Akihiko (Aki) Gondo was entertaining, in more senses than one. As Assistant Director of Sales of the St Regis Osaka luxury hotel, he had been deputed to look after me for the evening (GM Kenji Fukanaga was away). The gal learned a lot about how a bachelor lives, how he found his house (he met its owner in a bar) and the cameraderie that exists with the other four tenants in his five-house terrace location. It sounds like the perfect neighbourhood watch situation, but then, as people were saying at ILTM Japan the other day, Japan is the only place in the world where you feel if you left your quarter-of-a-million Breitling on a table in a public place it would still be there half an hour later.
That having been said, however, Philippe Roux-Dessarps, GM of Park Hyatt Tokyo, says nearly everyone coming into his ground floor entrance and passing the giant Antony Donaldson open-globe sculpture bends down to try, in vain, to pick up the watch that lies at its base… Back to dinner, here in Osaka. The choices are a French pavement-set bistro, or a 12th floor Italian, La Veduta, its tables set in an L area wrapping around the working kitchen. The menu is on an iPad, easy for staff to update but cumbersome, and conversation-stopping, for diners. You must have longtoothed grouper, everyone said – it is a rare delicacy, Epinephelus bruneus, well over four feet in length. I had about four inches of it, carpaccio, with slivers of radish, and it was mild and quite sweet (it also looked exactly like the iPad photo).
Try one of the Wagyus, everyone said. I went for the Sanda Wagyu – gosh, I never knew that the shogun banned eating any four-legged animal from 1653 to 1838 (perhaps that has given Maharashtra State confidence in its total banning of beef eating, or even possession of, beef in the Mumbai area). Fortunately the iPad illustration of my dish which had had polenta, gave way to a baby artichoke with the rocket. The restaurant had been nearly full earlier but by nine we were the penultimate table. Yes, Japanese eat earlier, confirmed Aki-san, and he then went off to his home. I went up to 2782, with its dining-for-ten, and its four-post bed.

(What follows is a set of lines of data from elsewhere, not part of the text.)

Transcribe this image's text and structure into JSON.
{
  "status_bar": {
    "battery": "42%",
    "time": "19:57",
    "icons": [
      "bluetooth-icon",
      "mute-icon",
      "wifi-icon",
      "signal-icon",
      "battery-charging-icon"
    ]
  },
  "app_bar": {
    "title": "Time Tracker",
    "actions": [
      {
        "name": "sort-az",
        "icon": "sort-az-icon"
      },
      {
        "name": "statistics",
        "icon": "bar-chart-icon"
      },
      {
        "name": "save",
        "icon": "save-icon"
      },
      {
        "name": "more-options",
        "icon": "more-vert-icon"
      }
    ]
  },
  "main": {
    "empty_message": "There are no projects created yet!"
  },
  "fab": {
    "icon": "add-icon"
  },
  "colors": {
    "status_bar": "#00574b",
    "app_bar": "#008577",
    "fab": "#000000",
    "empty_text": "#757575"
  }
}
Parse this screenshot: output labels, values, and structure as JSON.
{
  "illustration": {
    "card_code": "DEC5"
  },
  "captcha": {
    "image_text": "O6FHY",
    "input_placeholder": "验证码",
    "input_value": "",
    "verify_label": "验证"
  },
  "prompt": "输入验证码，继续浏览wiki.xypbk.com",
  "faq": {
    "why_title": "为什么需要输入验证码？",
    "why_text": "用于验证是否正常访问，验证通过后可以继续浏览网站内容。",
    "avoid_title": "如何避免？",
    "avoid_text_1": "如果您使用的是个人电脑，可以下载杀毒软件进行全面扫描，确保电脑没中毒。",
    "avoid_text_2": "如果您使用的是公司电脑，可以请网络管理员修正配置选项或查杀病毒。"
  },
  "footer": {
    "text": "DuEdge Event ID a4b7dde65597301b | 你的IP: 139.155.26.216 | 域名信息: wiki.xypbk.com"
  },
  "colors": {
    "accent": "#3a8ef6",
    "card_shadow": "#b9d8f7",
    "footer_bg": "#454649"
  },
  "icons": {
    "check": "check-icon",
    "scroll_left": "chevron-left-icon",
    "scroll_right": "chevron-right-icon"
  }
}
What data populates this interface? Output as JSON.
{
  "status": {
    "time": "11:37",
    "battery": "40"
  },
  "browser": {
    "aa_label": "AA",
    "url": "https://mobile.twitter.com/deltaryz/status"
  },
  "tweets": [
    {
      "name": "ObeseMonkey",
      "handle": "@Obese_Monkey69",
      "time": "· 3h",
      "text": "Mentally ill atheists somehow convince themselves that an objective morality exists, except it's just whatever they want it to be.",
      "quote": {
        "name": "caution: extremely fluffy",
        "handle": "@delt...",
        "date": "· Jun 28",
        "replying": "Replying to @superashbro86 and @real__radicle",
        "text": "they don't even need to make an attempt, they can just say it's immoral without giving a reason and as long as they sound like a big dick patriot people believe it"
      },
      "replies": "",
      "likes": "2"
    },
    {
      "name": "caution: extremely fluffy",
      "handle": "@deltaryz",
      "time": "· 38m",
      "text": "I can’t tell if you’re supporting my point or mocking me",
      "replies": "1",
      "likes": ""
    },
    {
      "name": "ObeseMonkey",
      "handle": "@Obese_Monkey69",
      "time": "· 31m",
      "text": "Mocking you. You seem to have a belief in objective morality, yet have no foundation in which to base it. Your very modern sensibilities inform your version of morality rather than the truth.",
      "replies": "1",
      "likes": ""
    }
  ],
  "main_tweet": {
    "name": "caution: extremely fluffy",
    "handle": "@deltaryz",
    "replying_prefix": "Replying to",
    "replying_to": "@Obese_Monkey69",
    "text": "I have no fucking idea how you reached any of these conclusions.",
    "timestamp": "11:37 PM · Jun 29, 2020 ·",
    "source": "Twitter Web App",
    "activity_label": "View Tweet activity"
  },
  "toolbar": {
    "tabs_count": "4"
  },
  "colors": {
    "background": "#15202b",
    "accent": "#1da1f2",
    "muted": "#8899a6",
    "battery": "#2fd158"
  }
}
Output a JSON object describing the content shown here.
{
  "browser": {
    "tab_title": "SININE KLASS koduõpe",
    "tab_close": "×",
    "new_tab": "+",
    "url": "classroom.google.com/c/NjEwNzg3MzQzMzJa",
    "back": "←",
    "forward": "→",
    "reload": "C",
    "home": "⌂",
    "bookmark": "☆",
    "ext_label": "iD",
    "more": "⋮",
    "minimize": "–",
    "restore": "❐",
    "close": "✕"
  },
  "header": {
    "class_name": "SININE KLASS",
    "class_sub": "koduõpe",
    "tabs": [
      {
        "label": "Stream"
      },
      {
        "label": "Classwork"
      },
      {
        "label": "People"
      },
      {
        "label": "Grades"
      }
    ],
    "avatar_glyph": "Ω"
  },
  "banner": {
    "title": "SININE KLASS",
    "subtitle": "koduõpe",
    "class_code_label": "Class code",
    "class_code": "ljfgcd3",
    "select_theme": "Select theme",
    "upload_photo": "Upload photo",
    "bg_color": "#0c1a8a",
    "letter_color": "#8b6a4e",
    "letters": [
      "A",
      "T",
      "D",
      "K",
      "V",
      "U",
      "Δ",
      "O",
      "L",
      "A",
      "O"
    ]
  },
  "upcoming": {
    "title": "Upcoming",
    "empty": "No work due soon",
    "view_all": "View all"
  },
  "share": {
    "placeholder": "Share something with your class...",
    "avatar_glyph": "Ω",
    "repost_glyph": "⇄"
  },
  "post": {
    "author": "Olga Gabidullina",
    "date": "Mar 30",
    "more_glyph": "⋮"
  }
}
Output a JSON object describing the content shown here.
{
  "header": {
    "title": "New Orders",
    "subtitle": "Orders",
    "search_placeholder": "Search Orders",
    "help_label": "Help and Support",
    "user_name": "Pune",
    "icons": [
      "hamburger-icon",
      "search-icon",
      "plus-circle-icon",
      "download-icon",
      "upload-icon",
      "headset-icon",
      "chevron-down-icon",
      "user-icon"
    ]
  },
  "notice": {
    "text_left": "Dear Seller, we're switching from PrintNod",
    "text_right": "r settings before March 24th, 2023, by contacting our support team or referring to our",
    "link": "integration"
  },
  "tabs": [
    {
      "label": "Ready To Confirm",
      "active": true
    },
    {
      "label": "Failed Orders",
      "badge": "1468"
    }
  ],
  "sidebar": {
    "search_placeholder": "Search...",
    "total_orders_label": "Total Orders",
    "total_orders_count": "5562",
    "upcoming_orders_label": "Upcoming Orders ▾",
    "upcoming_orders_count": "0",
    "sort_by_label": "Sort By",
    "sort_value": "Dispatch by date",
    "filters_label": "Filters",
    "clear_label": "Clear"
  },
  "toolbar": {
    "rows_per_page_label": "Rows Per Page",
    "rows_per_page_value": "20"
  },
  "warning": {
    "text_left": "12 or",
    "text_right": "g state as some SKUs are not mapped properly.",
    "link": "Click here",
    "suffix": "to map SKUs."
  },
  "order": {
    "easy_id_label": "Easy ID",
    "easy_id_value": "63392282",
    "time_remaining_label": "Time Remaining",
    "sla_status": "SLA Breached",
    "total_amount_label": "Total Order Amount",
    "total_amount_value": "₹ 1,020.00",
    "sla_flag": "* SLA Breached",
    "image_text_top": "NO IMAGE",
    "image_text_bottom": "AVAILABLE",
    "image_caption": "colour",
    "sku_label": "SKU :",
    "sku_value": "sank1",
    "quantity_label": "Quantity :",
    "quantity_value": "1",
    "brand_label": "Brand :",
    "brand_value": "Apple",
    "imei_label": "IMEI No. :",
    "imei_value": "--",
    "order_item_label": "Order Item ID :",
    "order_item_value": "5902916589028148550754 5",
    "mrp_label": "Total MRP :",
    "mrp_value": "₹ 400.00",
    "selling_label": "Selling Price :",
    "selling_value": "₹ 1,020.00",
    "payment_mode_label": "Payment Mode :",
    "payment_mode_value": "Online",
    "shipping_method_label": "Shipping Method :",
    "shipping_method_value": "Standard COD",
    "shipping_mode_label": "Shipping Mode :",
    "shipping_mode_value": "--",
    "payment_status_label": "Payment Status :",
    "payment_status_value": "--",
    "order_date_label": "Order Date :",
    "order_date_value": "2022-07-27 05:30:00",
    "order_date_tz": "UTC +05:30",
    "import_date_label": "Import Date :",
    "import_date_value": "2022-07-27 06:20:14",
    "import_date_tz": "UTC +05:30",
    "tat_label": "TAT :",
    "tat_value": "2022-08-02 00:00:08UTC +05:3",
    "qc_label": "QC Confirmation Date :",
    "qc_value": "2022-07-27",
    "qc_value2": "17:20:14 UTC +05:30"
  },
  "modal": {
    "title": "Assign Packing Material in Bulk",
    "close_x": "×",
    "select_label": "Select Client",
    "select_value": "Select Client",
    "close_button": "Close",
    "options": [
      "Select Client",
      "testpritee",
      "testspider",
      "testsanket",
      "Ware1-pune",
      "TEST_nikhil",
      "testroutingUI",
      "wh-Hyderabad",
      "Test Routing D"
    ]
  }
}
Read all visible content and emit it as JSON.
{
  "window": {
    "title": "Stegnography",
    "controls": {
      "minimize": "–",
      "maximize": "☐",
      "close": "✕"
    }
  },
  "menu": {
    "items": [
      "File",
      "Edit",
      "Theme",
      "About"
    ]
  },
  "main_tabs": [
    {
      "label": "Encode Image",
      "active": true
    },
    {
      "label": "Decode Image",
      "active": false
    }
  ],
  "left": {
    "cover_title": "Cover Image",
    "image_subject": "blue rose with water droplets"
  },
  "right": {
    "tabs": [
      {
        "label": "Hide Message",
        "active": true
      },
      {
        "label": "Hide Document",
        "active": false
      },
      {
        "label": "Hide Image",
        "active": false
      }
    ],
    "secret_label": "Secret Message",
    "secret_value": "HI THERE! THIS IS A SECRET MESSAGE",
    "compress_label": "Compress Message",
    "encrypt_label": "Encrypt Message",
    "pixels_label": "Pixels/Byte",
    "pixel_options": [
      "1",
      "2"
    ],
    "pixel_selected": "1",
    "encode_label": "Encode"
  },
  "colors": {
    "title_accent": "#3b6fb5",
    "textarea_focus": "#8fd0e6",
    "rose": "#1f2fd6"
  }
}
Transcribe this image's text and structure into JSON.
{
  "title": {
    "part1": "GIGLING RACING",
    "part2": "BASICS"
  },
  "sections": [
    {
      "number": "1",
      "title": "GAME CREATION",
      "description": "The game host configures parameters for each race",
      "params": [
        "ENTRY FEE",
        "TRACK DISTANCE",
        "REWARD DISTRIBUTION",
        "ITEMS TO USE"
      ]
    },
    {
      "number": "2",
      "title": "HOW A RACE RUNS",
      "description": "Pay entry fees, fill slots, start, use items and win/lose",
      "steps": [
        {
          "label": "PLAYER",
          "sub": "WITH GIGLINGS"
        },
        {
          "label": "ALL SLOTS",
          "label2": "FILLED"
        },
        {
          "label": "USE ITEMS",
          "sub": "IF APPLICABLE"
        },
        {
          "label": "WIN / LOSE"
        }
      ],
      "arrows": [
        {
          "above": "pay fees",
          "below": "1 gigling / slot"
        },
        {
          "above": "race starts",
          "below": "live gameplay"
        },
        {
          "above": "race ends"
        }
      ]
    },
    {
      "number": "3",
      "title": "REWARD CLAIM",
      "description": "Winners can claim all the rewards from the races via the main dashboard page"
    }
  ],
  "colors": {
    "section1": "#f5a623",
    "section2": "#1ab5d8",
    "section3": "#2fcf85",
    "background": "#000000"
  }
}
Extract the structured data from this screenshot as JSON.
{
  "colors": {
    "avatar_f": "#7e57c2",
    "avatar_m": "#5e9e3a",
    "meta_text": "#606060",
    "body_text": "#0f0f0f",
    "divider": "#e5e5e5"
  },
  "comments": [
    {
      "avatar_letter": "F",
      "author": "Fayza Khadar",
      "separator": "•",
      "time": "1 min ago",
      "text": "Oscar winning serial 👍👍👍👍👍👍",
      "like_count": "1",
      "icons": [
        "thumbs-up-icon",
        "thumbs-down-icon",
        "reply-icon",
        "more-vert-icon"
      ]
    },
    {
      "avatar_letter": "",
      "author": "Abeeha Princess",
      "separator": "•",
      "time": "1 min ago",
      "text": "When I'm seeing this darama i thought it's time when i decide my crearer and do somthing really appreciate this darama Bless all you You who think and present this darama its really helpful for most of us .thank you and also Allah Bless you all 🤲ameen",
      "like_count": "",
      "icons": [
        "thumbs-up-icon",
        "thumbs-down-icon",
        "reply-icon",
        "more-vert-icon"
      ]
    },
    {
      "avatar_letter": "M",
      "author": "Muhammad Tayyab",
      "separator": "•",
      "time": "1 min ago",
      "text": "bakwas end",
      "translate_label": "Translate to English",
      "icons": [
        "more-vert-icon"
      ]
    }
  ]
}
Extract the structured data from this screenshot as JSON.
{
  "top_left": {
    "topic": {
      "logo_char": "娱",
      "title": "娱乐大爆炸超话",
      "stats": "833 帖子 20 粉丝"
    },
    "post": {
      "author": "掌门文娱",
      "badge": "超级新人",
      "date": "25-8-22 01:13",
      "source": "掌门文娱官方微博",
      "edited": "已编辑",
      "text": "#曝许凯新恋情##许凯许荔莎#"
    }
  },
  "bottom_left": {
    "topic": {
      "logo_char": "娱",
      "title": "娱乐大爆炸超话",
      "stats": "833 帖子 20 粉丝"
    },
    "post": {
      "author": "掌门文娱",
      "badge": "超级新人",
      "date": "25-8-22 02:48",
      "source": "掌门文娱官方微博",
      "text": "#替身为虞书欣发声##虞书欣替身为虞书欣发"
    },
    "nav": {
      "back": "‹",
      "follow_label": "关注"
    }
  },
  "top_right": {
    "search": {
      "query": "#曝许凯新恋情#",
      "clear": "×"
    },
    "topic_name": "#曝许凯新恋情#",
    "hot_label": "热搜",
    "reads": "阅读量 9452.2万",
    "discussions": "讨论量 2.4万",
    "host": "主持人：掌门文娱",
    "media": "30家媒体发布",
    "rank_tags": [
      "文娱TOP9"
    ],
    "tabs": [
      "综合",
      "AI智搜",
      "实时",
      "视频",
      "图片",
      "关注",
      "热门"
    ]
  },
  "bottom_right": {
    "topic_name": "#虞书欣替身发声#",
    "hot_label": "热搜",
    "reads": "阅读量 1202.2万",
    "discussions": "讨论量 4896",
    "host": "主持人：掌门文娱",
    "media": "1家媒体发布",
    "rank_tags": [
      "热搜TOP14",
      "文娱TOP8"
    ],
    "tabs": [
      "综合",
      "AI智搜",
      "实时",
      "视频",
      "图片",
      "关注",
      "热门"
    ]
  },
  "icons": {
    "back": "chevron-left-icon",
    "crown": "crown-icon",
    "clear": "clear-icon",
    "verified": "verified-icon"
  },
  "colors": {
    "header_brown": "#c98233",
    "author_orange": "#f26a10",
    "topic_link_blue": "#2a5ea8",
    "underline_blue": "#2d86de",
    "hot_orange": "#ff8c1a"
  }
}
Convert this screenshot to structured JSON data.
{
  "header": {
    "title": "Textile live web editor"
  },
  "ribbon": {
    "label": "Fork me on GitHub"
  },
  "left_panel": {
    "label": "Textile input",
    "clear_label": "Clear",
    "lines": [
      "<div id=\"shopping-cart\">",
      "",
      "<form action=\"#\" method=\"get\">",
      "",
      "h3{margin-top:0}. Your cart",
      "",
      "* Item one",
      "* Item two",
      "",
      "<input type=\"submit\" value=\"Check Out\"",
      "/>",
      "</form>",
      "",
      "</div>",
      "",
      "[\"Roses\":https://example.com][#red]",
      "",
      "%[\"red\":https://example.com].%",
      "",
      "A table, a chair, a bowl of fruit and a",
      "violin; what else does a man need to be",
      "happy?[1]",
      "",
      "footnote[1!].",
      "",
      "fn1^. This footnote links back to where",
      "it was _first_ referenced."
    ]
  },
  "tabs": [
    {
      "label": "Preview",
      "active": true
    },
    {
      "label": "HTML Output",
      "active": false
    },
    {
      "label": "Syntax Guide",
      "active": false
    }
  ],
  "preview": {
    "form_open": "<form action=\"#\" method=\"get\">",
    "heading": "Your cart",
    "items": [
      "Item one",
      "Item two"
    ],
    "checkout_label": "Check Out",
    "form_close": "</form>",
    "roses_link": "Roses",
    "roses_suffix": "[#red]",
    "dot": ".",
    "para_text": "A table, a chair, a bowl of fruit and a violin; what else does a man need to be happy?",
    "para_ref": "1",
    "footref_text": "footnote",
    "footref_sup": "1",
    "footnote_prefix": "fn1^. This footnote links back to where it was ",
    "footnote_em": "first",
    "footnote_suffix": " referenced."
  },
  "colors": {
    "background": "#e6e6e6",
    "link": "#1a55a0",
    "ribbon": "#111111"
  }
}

At breakfast, back in La Veduta, I was able to do justice to the chandeliers. These are three-level wood-look structures – actually twine-covered metal, designed in Paris by a Brazilian – that require retaining wires, presumably in case of earthquakes. Safety throughout Japan is predominant (my room has an emergency door leading to an outside staircase). Food safety is another concern: no-one will serve rare salmon for some reason, but you can eat as much raw fish, and even chicken carpaccio, as you like.